◆ To do ◆
Could you restate the entries below word for word?

◆ Record excerpts ◆
↓

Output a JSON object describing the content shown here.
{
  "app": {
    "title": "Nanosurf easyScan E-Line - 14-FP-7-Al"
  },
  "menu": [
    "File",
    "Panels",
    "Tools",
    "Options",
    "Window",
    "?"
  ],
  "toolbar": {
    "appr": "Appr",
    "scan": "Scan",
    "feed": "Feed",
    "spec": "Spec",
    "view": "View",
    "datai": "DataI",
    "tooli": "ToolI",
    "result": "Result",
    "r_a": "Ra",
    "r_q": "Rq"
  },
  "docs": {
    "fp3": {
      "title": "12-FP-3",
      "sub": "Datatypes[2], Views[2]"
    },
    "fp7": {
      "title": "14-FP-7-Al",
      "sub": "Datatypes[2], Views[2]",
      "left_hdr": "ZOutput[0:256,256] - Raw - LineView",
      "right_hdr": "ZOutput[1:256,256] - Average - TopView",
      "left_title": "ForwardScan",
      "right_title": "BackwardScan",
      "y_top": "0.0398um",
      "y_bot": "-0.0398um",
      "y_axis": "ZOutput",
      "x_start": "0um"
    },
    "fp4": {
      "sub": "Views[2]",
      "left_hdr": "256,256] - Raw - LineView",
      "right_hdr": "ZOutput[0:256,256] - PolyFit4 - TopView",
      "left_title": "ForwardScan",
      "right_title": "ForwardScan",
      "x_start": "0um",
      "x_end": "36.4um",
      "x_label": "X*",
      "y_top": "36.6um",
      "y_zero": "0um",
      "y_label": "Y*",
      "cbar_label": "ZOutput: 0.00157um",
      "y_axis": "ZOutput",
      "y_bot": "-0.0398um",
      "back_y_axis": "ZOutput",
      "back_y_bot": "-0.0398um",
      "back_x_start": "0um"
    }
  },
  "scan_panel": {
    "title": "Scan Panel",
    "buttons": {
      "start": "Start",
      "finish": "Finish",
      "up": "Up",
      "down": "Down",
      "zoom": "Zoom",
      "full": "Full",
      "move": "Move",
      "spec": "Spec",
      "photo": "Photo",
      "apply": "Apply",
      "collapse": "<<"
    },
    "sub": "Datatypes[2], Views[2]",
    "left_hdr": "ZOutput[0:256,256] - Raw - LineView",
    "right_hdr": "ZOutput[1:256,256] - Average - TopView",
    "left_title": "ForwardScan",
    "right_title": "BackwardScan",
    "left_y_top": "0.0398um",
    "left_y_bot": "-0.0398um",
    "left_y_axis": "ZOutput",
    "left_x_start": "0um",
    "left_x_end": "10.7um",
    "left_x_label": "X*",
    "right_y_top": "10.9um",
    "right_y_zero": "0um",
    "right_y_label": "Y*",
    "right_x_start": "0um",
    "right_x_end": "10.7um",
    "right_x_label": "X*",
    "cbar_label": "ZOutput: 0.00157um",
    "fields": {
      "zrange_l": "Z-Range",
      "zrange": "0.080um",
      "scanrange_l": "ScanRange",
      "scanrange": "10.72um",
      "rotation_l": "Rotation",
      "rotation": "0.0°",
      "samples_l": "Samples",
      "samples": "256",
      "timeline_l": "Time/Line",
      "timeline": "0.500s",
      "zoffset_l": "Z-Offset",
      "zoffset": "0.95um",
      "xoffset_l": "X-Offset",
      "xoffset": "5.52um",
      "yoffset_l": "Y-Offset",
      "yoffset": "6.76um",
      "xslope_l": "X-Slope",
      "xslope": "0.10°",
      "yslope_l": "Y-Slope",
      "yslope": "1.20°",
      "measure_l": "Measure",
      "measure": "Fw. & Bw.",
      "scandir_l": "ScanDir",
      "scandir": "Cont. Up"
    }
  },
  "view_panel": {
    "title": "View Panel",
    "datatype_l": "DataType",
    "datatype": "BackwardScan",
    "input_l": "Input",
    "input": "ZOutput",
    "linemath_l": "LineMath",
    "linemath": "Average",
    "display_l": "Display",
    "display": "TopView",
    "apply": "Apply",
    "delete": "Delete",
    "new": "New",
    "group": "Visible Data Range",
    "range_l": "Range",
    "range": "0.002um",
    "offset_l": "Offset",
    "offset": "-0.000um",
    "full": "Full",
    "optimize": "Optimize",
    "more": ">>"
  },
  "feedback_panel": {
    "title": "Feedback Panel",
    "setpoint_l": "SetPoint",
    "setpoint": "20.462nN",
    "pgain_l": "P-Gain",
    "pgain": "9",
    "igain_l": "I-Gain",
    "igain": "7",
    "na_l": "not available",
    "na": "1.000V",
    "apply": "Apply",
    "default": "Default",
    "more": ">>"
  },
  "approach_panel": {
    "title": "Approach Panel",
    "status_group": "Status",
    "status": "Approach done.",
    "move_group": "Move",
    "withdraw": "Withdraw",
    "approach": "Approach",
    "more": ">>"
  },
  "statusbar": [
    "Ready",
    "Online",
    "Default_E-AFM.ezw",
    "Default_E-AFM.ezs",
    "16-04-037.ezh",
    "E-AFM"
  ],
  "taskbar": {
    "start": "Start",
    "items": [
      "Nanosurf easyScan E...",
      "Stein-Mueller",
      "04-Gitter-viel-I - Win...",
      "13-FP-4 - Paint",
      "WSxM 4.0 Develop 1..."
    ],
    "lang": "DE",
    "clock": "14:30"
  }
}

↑

◆ Result ◆
Output a JSON object describing the content shown here.
{
  "app": {
    "title": "Nanosurf easyScan E-Line - 14-FP-7-Al"
  },
  "menu": [
    "File",
    "Panels",
    "Tools",
    "Options",
    "Window",
    "?"
  ],
  "toolbar": {
    "appr": "Appr",
    "scan": "Scan",
    "feed": "Feed",
    "spec": "Spec",
    "view": "View",
    "datai": "DataI",
    "tooli": "ToolI",
    "result": "Result",
    "r_a": "Ra",
    "r_q": "Rq"
  },
  "docs": {
    "fp3": {
      "title": "12-FP-3",
      "sub": "Datatypes[2], Views[2]"
    },
    "fp7": {
      "title": "14-FP-7-Al",
      "sub": "Datatypes[2], Views[2]",
      "left_hdr": "ZOutput[0:256,256] - Raw - LineView",
      "right_hdr": "ZOutput[1:256,256] - Average - TopView",
      "left_title": "ForwardScan",
      "right_title": "BackwardScan",
      "y_top": "0.0398um",
      "y_bot": "-0.0398um",
      "y_axis": "ZOutput",
      "x_start": "0um"
    },
    "fp4": {
      "sub": "Views[2]",
      "left_hdr": "256,256] - Raw - LineView",
      "right_hdr": "ZOutput[0:256,256] - PolyFit4 - TopView",
      "left_title": "ForwardScan",
      "right_title": "ForwardScan",
      "x_start": "0um",
      "x_end": "36.4um",
      "x_label": "X*",
      "y_top": "36.6um",
      "y_zero": "0um",
      "y_label": "Y*",
      "cbar_label": "ZOutput: 0.00157um",
      "y_axis": "ZOutput",
      "y_bot": "-0.0398um",
      "back_y_axis": "ZOutput",
      "back_y_bot": "-0.0398um",
      "back_x_start": "0um"
    }
  },
  "scan_panel": {
    "title": "Scan Panel",
    "buttons": {
      "start": "Start",
      "finish": "Finish",
      "up": "Up",
      "down": "Down",
      "zoom": "Zoom",
      "full": "Full",
      "move": "Move",
      "spec": "Spec",
      "photo": "Photo",
      "apply": "Apply",
      "collapse": "<<"
    },
    "sub": "Datatypes[2], Views[2]",
    "left_hdr": "ZOutput[0:256,256] - Raw - LineView",
    "right_hdr": "ZOutput[1:256,256] - Average - TopView",
    "left_title": "ForwardScan",
    "right_title": "BackwardScan",
    "left_y_top": "0.0398um",
    "left_y_bot": "-0.0398um",
    "left_y_axis": "ZOutput",
    "left_x_start": "0um",
    "left_x_end": "10.7um",
    "left_x_label": "X*",
    "right_y_top": "10.9um",
    "right_y_zero": "0um",
    "right_y_label": "Y*",
    "right_x_start": "0um",
    "right_x_end": "10.7um",
    "right_x_label": "X*",
    "cbar_label": "ZOutput: 0.00157um",
    "fields": {
      "zrange_l": "Z-Range",
      "zrange": "0.080um",
      "scanrange_l": "ScanRange",
      "scanrange": "10.72um",
      "rotation_l": "Rotation",
      "rotation": "0.0°",
      "samples_l": "Samples",
      "samples": "256",
      "timeline_l": "Time/Line",
      "timeline": "0.500s",
      "zoffset_l": "Z-Offset",
      "zoffset": "0.95um",
      "xoffset_l": "X-Offset",
      "xoffset": "5.52um",
      "yoffset_l": "Y-Offset",
      "yoffset": "6.76um",
      "xslope_l": "X-Slope",
      "xslope": "0.10°",
      "yslope_l": "Y-Slope",
      "yslope": "1.20°",
      "measure_l": "Measure",
      "measure": "Fw. & Bw.",
      "scandir_l": "ScanDir",
      "scandir": "Cont. Up"
    }
  },
  "view_panel": {
    "title": "View Panel",
    "datatype_l": "DataType",
    "datatype": "BackwardScan",
    "input_l": "Input",
    "input": "ZOutput",
    "linemath_l": "LineMath",
    "linemath": "Average",
    "display_l": "Display",
    "display": "TopView",
    "apply": "Apply",
    "delete": "Delete",
    "new": "New",
    "group": "Visible Data Range",
    "range_l": "Range",
    "range": "0.002um",
    "offset_l": "Offset",
    "offset": "-0.000um",
    "full": "Full",
    "optimize": "Optimize",
    "more": ">>"
  },
  "feedback_panel": {
    "title": "Feedback Panel",
    "setpoint_l": "SetPoint",
    "setpoint": "20.462nN",
    "pgain_l": "P-Gain",
    "pgain": "9",
    "igain_l": "I-Gain",
    "igain": "7",
    "na_l": "not available",
    "na": "1.000V",
    "apply": "Apply",
    "default": "Default",
    "more": ">>"
  },
  "approach_panel": {
    "title": "Approach Panel",
    "status_group": "Status",
    "status": "Approach done.",
    "move_group": "Move",
    "withdraw": "Withdraw",
    "approach": "Approach",
    "more": ">>"
  },
  "statusbar": [
    "Ready",
    "Online",
    "Default_E-AFM.ezw",
    "Default_E-AFM.ezs",
    "16-04-037.ezh",
    "E-AFM"
  ],
  "taskbar": {
    "start": "Start",
    "items": [
      "Nanosurf easyScan E...",
      "Stein-Mueller",
      "04-Gitter-viel-I - Win...",
      "13-FP-4 - Paint",
      "WSxM 4.0 Develop 1..."
    ],
    "lang": "DE",
    "clock": "14:30"
  }
}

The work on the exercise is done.